[Opening RECORDS SHOWN section]

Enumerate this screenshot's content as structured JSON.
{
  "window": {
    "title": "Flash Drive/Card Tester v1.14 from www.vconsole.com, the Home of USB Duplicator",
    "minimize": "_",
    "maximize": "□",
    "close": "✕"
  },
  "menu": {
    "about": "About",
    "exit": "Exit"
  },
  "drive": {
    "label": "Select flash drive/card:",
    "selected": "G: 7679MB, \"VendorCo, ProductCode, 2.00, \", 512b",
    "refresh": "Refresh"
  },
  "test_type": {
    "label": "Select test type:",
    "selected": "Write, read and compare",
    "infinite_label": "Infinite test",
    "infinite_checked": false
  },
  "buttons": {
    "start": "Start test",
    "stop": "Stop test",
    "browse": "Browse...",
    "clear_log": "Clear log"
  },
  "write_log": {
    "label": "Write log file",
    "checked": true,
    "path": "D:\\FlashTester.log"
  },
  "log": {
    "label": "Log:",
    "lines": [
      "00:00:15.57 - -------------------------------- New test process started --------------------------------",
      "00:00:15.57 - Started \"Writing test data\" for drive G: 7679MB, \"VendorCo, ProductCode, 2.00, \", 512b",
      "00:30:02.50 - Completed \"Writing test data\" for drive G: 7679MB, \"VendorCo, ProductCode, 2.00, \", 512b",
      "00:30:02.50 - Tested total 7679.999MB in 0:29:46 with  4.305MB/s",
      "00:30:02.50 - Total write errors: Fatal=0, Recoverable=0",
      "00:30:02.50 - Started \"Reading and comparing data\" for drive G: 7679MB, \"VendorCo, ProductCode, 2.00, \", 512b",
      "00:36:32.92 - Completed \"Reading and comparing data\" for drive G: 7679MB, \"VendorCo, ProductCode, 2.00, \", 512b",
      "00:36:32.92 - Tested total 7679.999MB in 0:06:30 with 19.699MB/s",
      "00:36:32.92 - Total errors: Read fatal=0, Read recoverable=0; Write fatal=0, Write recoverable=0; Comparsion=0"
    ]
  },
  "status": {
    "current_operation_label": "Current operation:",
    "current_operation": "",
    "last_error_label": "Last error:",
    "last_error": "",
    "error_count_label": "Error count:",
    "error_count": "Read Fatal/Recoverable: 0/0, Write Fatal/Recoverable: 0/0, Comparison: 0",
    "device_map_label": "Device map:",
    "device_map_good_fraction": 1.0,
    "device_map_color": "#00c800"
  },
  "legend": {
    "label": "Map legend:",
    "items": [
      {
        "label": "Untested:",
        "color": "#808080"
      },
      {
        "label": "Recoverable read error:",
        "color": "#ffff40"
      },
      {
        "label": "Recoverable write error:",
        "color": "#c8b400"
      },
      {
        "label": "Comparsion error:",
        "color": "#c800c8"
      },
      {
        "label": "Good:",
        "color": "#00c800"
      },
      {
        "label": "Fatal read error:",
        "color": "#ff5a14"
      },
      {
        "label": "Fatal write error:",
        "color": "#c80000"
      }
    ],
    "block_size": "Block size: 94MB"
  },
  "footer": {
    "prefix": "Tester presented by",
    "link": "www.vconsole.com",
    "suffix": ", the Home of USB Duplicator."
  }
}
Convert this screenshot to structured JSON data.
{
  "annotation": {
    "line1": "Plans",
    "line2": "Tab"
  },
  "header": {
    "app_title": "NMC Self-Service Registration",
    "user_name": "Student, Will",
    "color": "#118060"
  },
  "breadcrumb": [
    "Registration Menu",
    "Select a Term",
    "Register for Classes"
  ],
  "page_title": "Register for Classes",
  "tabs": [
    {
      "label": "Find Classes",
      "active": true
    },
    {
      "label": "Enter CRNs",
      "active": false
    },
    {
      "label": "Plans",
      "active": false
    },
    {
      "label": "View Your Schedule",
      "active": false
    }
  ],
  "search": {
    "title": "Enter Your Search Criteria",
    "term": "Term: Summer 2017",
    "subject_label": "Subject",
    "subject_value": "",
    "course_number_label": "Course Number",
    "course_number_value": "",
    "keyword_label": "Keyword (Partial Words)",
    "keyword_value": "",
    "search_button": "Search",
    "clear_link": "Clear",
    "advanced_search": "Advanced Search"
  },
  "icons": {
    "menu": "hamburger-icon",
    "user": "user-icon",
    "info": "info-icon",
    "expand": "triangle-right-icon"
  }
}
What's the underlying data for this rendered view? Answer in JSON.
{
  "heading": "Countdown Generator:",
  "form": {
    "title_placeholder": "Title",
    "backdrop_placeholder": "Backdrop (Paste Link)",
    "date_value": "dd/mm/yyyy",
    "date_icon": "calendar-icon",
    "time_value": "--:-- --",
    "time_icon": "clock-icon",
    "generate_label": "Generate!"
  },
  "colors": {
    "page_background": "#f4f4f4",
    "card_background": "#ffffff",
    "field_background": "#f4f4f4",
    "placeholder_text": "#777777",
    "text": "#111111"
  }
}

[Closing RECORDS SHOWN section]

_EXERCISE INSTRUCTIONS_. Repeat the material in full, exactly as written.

_RESULT_.
Enumerate this screenshot's content as structured JSON.
{
  "window": {
    "title": "Flash Drive/Card Tester v1.14 from www.vconsole.com, the Home of USB Duplicator",
    "minimize": "_",
    "maximize": "□",
    "close": "✕"
  },
  "menu": {
    "about": "About",
    "exit": "Exit"
  },
  "drive": {
    "label": "Select flash drive/card:",
    "selected": "G: 7679MB, \"VendorCo, ProductCode, 2.00, \", 512b",
    "refresh": "Refresh"
  },
  "test_type": {
    "label": "Select test type:",
    "selected": "Write, read and compare",
    "infinite_label": "Infinite test",
    "infinite_checked": false
  },
  "buttons": {
    "start": "Start test",
    "stop": "Stop test",
    "browse": "Browse...",
    "clear_log": "Clear log"
  },
  "write_log": {
    "label": "Write log file",
    "checked": true,
    "path": "D:\\FlashTester.log"
  },
  "log": {
    "label": "Log:",
    "lines": [
      "00:00:15.57 - -------------------------------- New test process started --------------------------------",
      "00:00:15.57 - Started \"Writing test data\" for drive G: 7679MB, \"VendorCo, ProductCode, 2.00, \", 512b",
      "00:30:02.50 - Completed \"Writing test data\" for drive G: 7679MB, \"VendorCo, ProductCode, 2.00, \", 512b",
      "00:30:02.50 - Tested total 7679.999MB in 0:29:46 with  4.305MB/s",
      "00:30:02.50 - Total write errors: Fatal=0, Recoverable=0",
      "00:30:02.50 - Started \"Reading and comparing data\" for drive G: 7679MB, \"VendorCo, ProductCode, 2.00, \", 512b",
      "00:36:32.92 - Completed \"Reading and comparing data\" for drive G: 7679MB, \"VendorCo, ProductCode, 2.00, \", 512b",
      "00:36:32.92 - Tested total 7679.999MB in 0:06:30 with 19.699MB/s",
      "00:36:32.92 - Total errors: Read fatal=0, Read recoverable=0; Write fatal=0, Write recoverable=0; Comparsion=0"
    ]
  },
  "status": {
    "current_operation_label": "Current operation:",
    "current_operation": "",
    "last_error_label": "Last error:",
    "last_error": "",
    "error_count_label": "Error count:",
    "error_count": "Read Fatal/Recoverable: 0/0, Write Fatal/Recoverable: 0/0, Comparison: 0",
    "device_map_label": "Device map:",
    "device_map_good_fraction": 1.0,
    "device_map_color": "#00c800"
  },
  "legend": {
    "label": "Map legend:",
    "items": [
      {
        "label": "Untested:",
        "color": "#808080"
      },
      {
        "label": "Recoverable read error:",
        "color": "#ffff40"
      },
      {
        "label": "Recoverable write error:",
        "color": "#c8b400"
      },
      {
        "label": "Comparsion error:",
        "color": "#c800c8"
      },
      {
        "label": "Good:",
        "color": "#00c800"
      },
      {
        "label": "Fatal read error:",
        "color": "#ff5a14"
      },
      {
        "label": "Fatal write error:",
        "color": "#c80000"
      }
    ],
    "block_size": "Block size: 94MB"
  },
  "footer": {
    "prefix": "Tester presented by",
    "link": "www.vconsole.com",
    "suffix": ", the Home of USB Duplicator."
  }
}
Convert this screenshot to structured JSON data.
{
  "annotation": {
    "line1": "Plans",
    "line2": "Tab"
  },
  "header": {
    "app_title": "NMC Self-Service Registration",
    "user_name": "Student, Will",
    "color": "#118060"
  },
  "breadcrumb": [
    "Registration Menu",
    "Select a Term",
    "Register for Classes"
  ],
  "page_title": "Register for Classes",
  "tabs": [
    {
      "label": "Find Classes",
      "active": true
    },
    {
      "label": "Enter CRNs",
      "active": false
    },
    {
      "label": "Plans",
      "active": false
    },
    {
      "label": "View Your Schedule",
      "active": false
    }
  ],
  "search": {
    "title": "Enter Your Search Criteria",
    "term": "Term: Summer 2017",
    "subject_label": "Subject",
    "subject_value": "",
    "course_number_label": "Course Number",
    "course_number_value": "",
    "keyword_label": "Keyword (Partial Words)",
    "keyword_value": "",
    "search_button": "Search",
    "clear_link": "Clear",
    "advanced_search": "Advanced Search"
  },
  "icons": {
    "menu": "hamburger-icon",
    "user": "user-icon",
    "info": "info-icon",
    "expand": "triangle-right-icon"
  }
}
What's the underlying data for this rendered view? Answer in JSON.
{
  "heading": "Countdown Generator:",
  "form": {
    "title_placeholder": "Title",
    "backdrop_placeholder": "Backdrop (Paste Link)",
    "date_value": "dd/mm/yyyy",
    "date_icon": "calendar-icon",
    "time_value": "--:-- --",
    "time_icon": "clock-icon",
    "generate_label": "Generate!"
  },
  "colors": {
    "page_background": "#f4f4f4",
    "card_background": "#ffffff",
    "field_background": "#f4f4f4",
    "placeholder_text": "#777777",
    "text": "#111111"
  }
}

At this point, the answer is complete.